Here is the draft of a sermon I am working on for this Sunday for St. Paul’s UCC, Dallastown, PA. The Lections are Psalm 8 and Exodus 20:1-20. The sermon will begin a new nine-month focus on peace in my congregation’s worship life.
I have been so heartbroken over the past few weeks over the news of shooting after shooting. People shot with guns. Death after death. Devastated families. Communities brazen with fear and anger. Reports of funeral after funeral. Embalming fluid and blood. The media selectively reports the details, partially in fear of copycat crimes, partially in fear of being accused of exploiting the facts out of some liberal agenda. I have friends and family who are responsible gun owners, and know a few people who even work in the firearms industry. I also know folks whose lives have been destroyed by gun violence. I have ministered to men in prison whose mistakes and aggressions, usually with a firearm, led them to the situations they now find themselves. I have known too many people who have taken their own lives with a firearm. My own great uncle, John Rodkey, was a nationally known marksman during his life and ran a small gun shop in his retirement. For a short time in Chicago I became friendly with a police officer who introduced me into target shooting, even while I lived in a neighborhood where I would wake up to gun shots fired in the night.
I’m not here to give you my own history with guns but I preface my sermon with these details to say that I’m trying to work out the question of our spiritual sickness of gun violence for myself—and for me it’s not out of some political agenda. I know and have experienced the faces and the stories, the real people, on every side of this issue.
Which is also why I am so sickened by our inability to even talk about the issues surrounding gun violence in our country. One cannot so much as pray a public lament about this problem that we have in our culture without it being politicized. Rational and level-headed discussion are strictly forbidden. We know the lines, and many of them are patently or at least partially false. That access to more guns makes us safer as a nation. That changing laws will change the culture. That mental illness is the root cause of gun violence. That banning guns will make us less violent. That guns don’t kill people. That stricter gun control is an act of aggression by an already oppressive government who wants to enslave us with their guns. That study after study performed by the medical profession, and academics and clergy are part of some big agenda. That a desire to restrict gun access is a slippery slope that will soon lead to the banning of baseball bats, forks, and knives. The debate gets personal, and creates a cultural division between those who are gun owners and those who are not, with the assumption one side wants to take something away from the other.

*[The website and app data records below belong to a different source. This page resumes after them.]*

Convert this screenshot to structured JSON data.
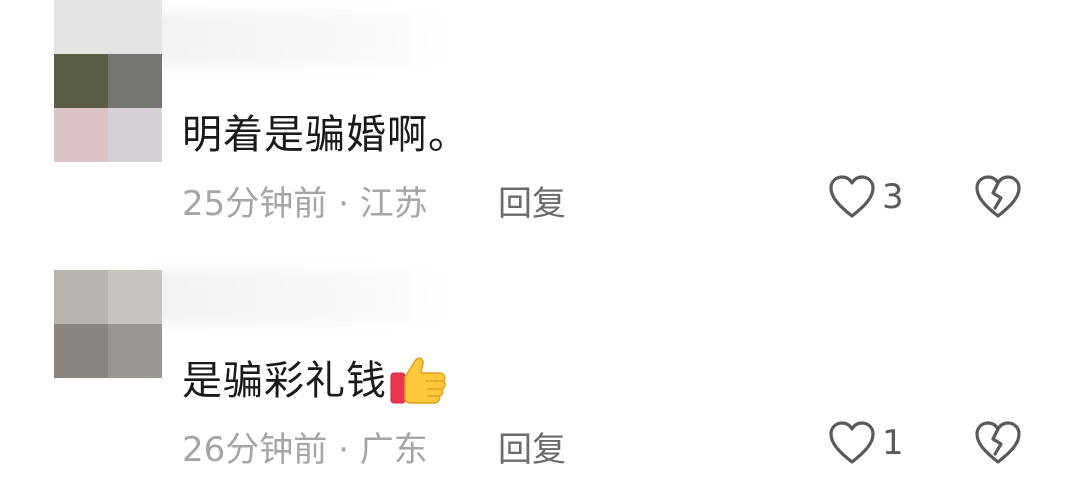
{
  "comments": [
    {
      "text": "明着是骗婚啊。",
      "time": "25分钟前",
      "separator": " · ",
      "location": "江苏",
      "reply_label": "回复",
      "like_count": "3",
      "like_icon": "heart-outline-icon",
      "dislike_icon": "broken-heart-icon"
    },
    {
      "text": "是骗彩礼钱",
      "emoji": "thumbs-up",
      "time": "26分钟前",
      "separator": " · ",
      "location": "广东",
      "reply_label": "回复",
      "like_count": "1",
      "like_icon": "heart-outline-icon",
      "dislike_icon": "broken-heart-icon"
    }
  ],
  "colors": {
    "text": "#1a1a1a",
    "meta": "#a5a5a5",
    "reply": "#6b6b6b",
    "icon": "#5a5a5a"
  }
}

The debate tinges with sexism, elitism, classism, and racism. Continue reading “Sermon: “The Second Amendment vs. The Second Commandment””